A professional dual relationship or multiple relationship is where psychotherapist or counselor and client are also professional colleagues in colleges, training institutions, presenters in professional conferences, co-authoring a book, or other situations that create professional multiple relationships. A special treatment-professional dual relationship may take place if a professional is, in addition to psychotherapy and counseling, also providing additional medical services, such as progressive muscle relaxation, nutrition or dietary consultation, Reiki, etc.

A business dual relationship is where therapist and client are also business partners or have an employer-employee relationship. Communal dual relationships are where therapist and client live in the same small community, belong to the same church or synagogue and where the therapist shops in a store that is owned by the client or where the client works. Communal multiple relationships are common in small communities when clients know each other within the community.

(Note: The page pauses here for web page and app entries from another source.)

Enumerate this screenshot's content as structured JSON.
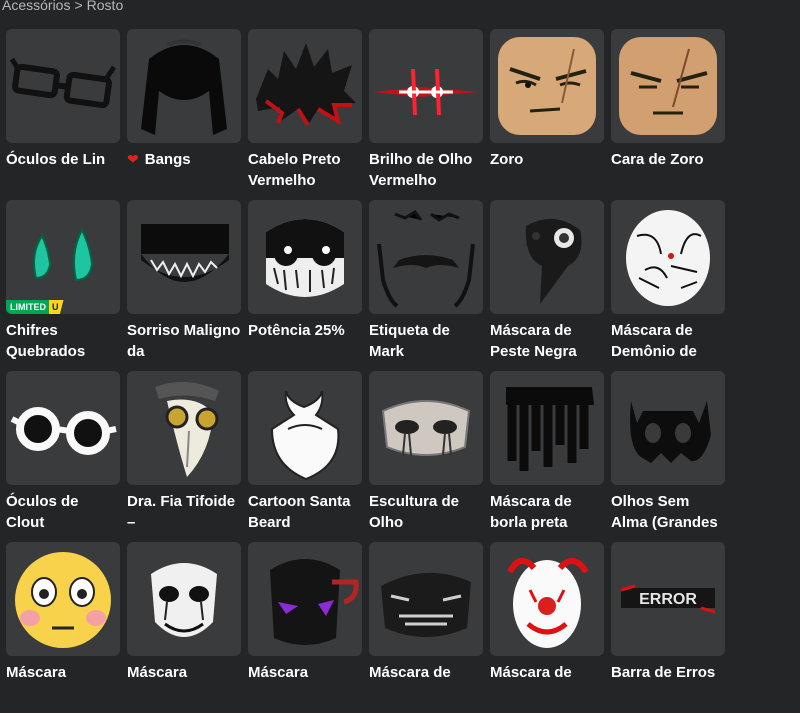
{
  "breadcrumb": {
    "parent": "Acessórios",
    "separator": ">",
    "current": "Rosto"
  },
  "items": [
    {
      "name": "Óculos de Lin",
      "icon": "glasses-icon",
      "favorited": false
    },
    {
      "name": "Bangs",
      "icon": "bangs-hair-icon",
      "favorited": true
    },
    {
      "name": "Cabelo Preto Vermelho",
      "icon": "spiky-hair-icon",
      "favorited": false
    },
    {
      "name": "Brilho de Olho Vermelho",
      "icon": "red-eye-glow-icon",
      "favorited": false
    },
    {
      "name": "Zoro",
      "icon": "zoro-face-icon",
      "favorited": false
    },
    {
      "name": "Cara de Zoro",
      "icon": "zoro-face-scar-icon",
      "favorited": false
    },
    {
      "name": "Chifres Quebrados",
      "icon": "horns-icon",
      "favorited": false,
      "limited": {
        "label": "LIMITED",
        "tag": "U"
      }
    },
    {
      "name": "Sorriso Maligno da",
      "icon": "evil-smile-icon",
      "favorited": false
    },
    {
      "name": "Potência 25%",
      "icon": "skull-face-icon",
      "favorited": false
    },
    {
      "name": "Etiqueta de Mark",
      "icon": "mustache-icon",
      "favorited": false
    },
    {
      "name": "Máscara de Peste Negra",
      "icon": "plague-mask-icon",
      "favorited": false
    },
    {
      "name": "Máscara de Demônio de",
      "icon": "demon-mask-icon",
      "favorited": false
    },
    {
      "name": "Óculos de Clout",
      "icon": "clout-goggles-icon",
      "favorited": false
    },
    {
      "name": "Dra. Fia Tifoide –",
      "icon": "plague-doctor-icon",
      "favorited": false
    },
    {
      "name": "Cartoon Santa Beard",
      "icon": "beard-icon",
      "favorited": false
    },
    {
      "name": "Escultura de Olho",
      "icon": "eye-sculpture-mask-icon",
      "favorited": false
    },
    {
      "name": "Máscara de borla preta",
      "icon": "tassel-mask-icon",
      "favorited": false
    },
    {
      "name": "Olhos Sem Alma (Grandes",
      "icon": "soulless-eyes-icon",
      "favorited": false
    },
    {
      "name": "Máscara",
      "icon": "flushed-face-icon",
      "favorited": false
    },
    {
      "name": "Máscara",
      "icon": "white-mask-icon",
      "favorited": false
    },
    {
      "name": "Máscara",
      "icon": "hooded-mask-icon",
      "favorited": false
    },
    {
      "name": "Máscara de",
      "icon": "samurai-mask-icon",
      "favorited": false
    },
    {
      "name": "Máscara de",
      "icon": "clown-mask-icon",
      "favorited": false
    },
    {
      "name": "Barra de Erros",
      "icon": "error-bar-icon",
      "favorited": false
    }
  ]
}
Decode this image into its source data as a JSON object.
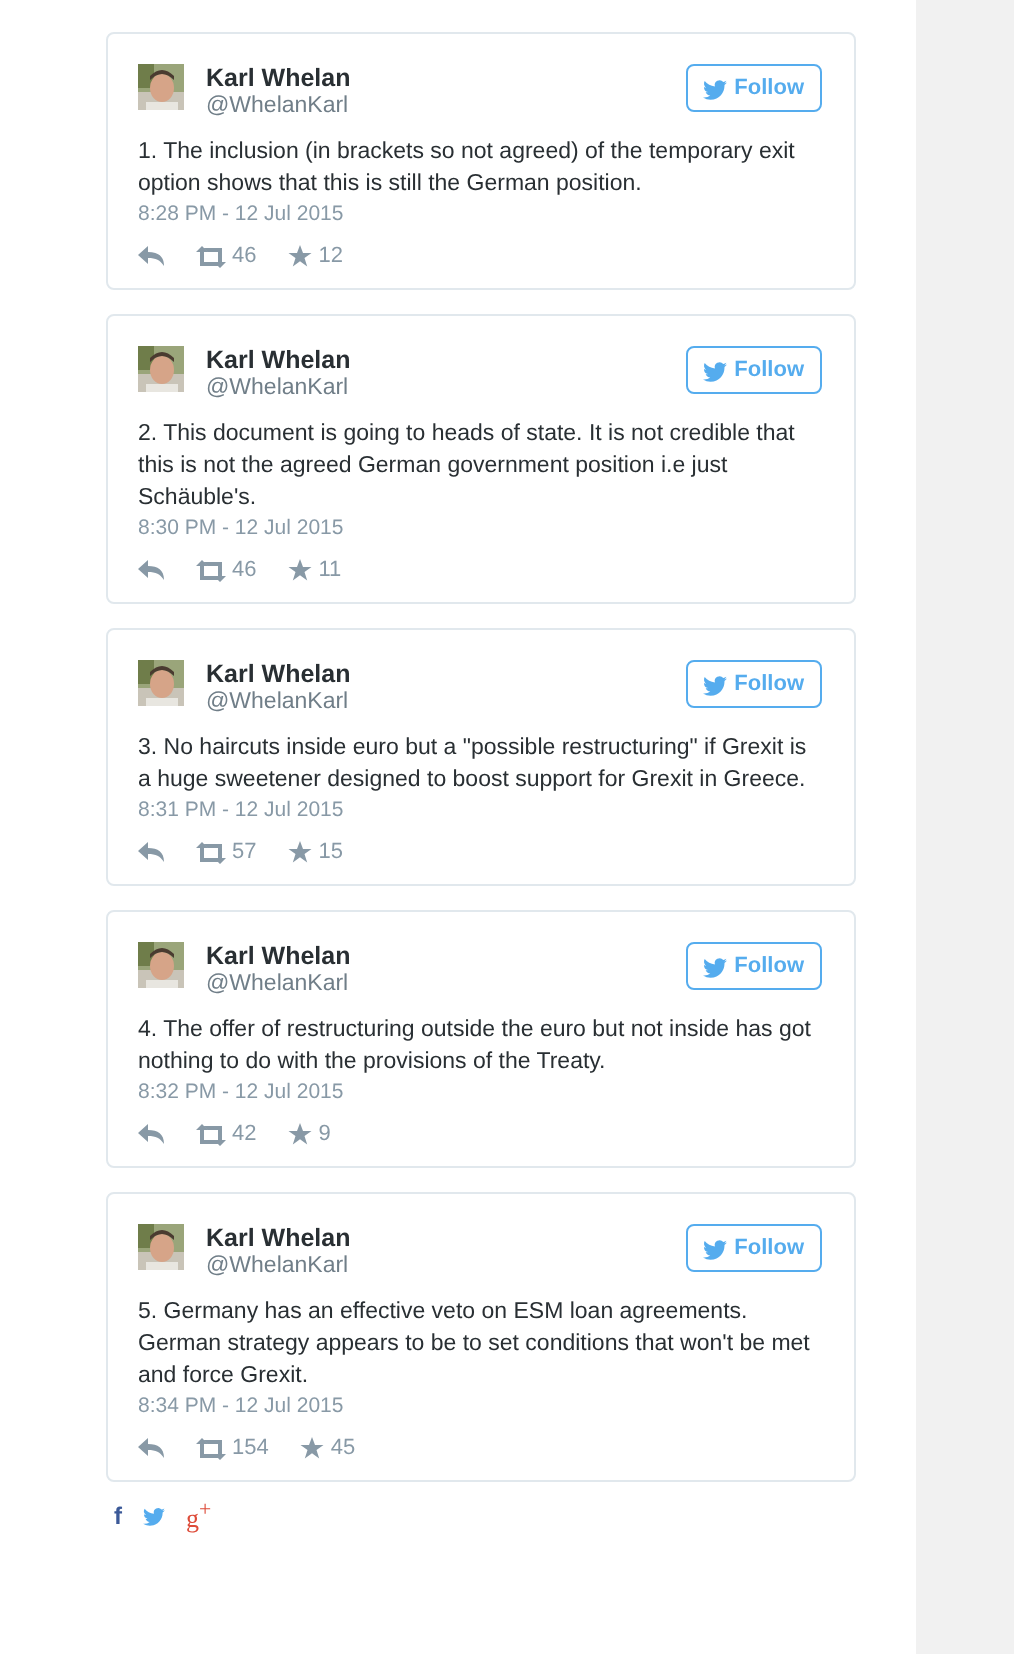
{
  "tweets": [
    {
      "name": "Karl Whelan",
      "handle": "@WhelanKarl",
      "follow": "Follow",
      "text": "1. The inclusion (in brackets so not agreed) of the temporary exit option shows that this is still the German position.",
      "time": "8:28 PM - 12 Jul 2015",
      "retweets": "46",
      "favorites": "12"
    },
    {
      "name": "Karl Whelan",
      "handle": "@WhelanKarl",
      "follow": "Follow",
      "text": "2. This document is going to heads of state. It is not credible that this is not the agreed German government position i.e just Schäuble's.",
      "time": "8:30 PM - 12 Jul 2015",
      "retweets": "46",
      "favorites": "11"
    },
    {
      "name": "Karl Whelan",
      "handle": "@WhelanKarl",
      "follow": "Follow",
      "text": "3. No haircuts inside euro but a \"possible restructuring\" if Grexit is a huge sweetener designed to boost support for Grexit in Greece.",
      "time": "8:31 PM - 12 Jul 2015",
      "retweets": "57",
      "favorites": "15"
    },
    {
      "name": "Karl Whelan",
      "handle": "@WhelanKarl",
      "follow": "Follow",
      "text": "4. The offer of restructuring outside the euro but not inside has got nothing to do with the provisions of the Treaty.",
      "time": "8:32 PM - 12 Jul 2015",
      "retweets": "42",
      "favorites": "9"
    },
    {
      "name": "Karl Whelan",
      "handle": "@WhelanKarl",
      "follow": "Follow",
      "text": "5. Germany has an effective veto on ESM loan agreements. German strategy appears to be to set conditions that won't be met and force Grexit.",
      "time": "8:34 PM - 12 Jul 2015",
      "retweets": "154",
      "favorites": "45"
    }
  ],
  "share": [
    {
      "kind": "facebook",
      "label": "f"
    },
    {
      "kind": "twitter"
    },
    {
      "kind": "google",
      "label": "g$^{+}$"
    }
  ]
}
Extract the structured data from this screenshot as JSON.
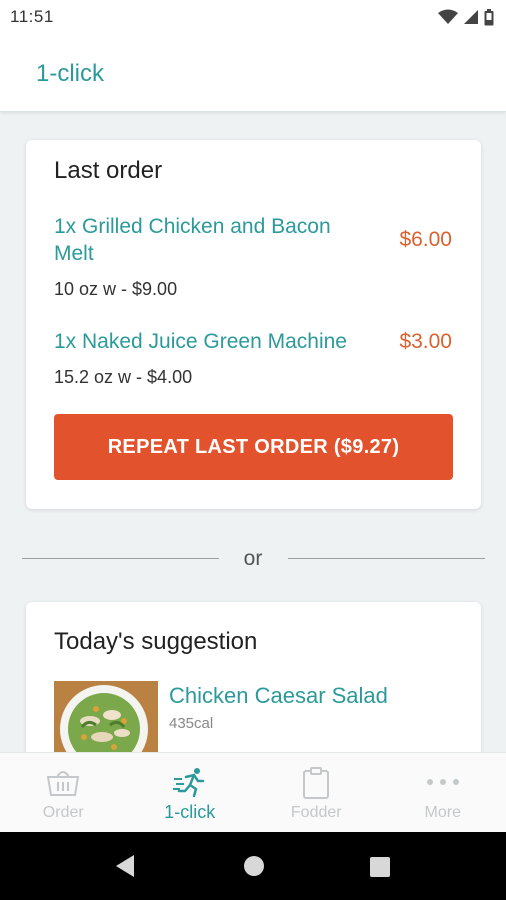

Institutional dual relationships take place in the military, prisons, some police department settings and mental hospitals where dual relationships are an inherent part of the institutional settings. Some institutions, such as state hospitals or detention facilities, mandate that clinicians serve simultaneously or sequentially as therapists and evaluators. Forensic dual relationships involve clinicians who serve as treating therapists, evaluators and witnesses in trials or hearings. Serving as a treating psychotherapist or counselor as well as an expert witness, rather than fact witness, is considered a very complicated and often ill-advised dual relationship.

Supervisory relationships inherently involve multiple roles, loyalties, responsibilities and functions. A supervisor has professional relationships and duty not only to the supervisee, but also to the supervisee's clients, as well as to the profession and the public.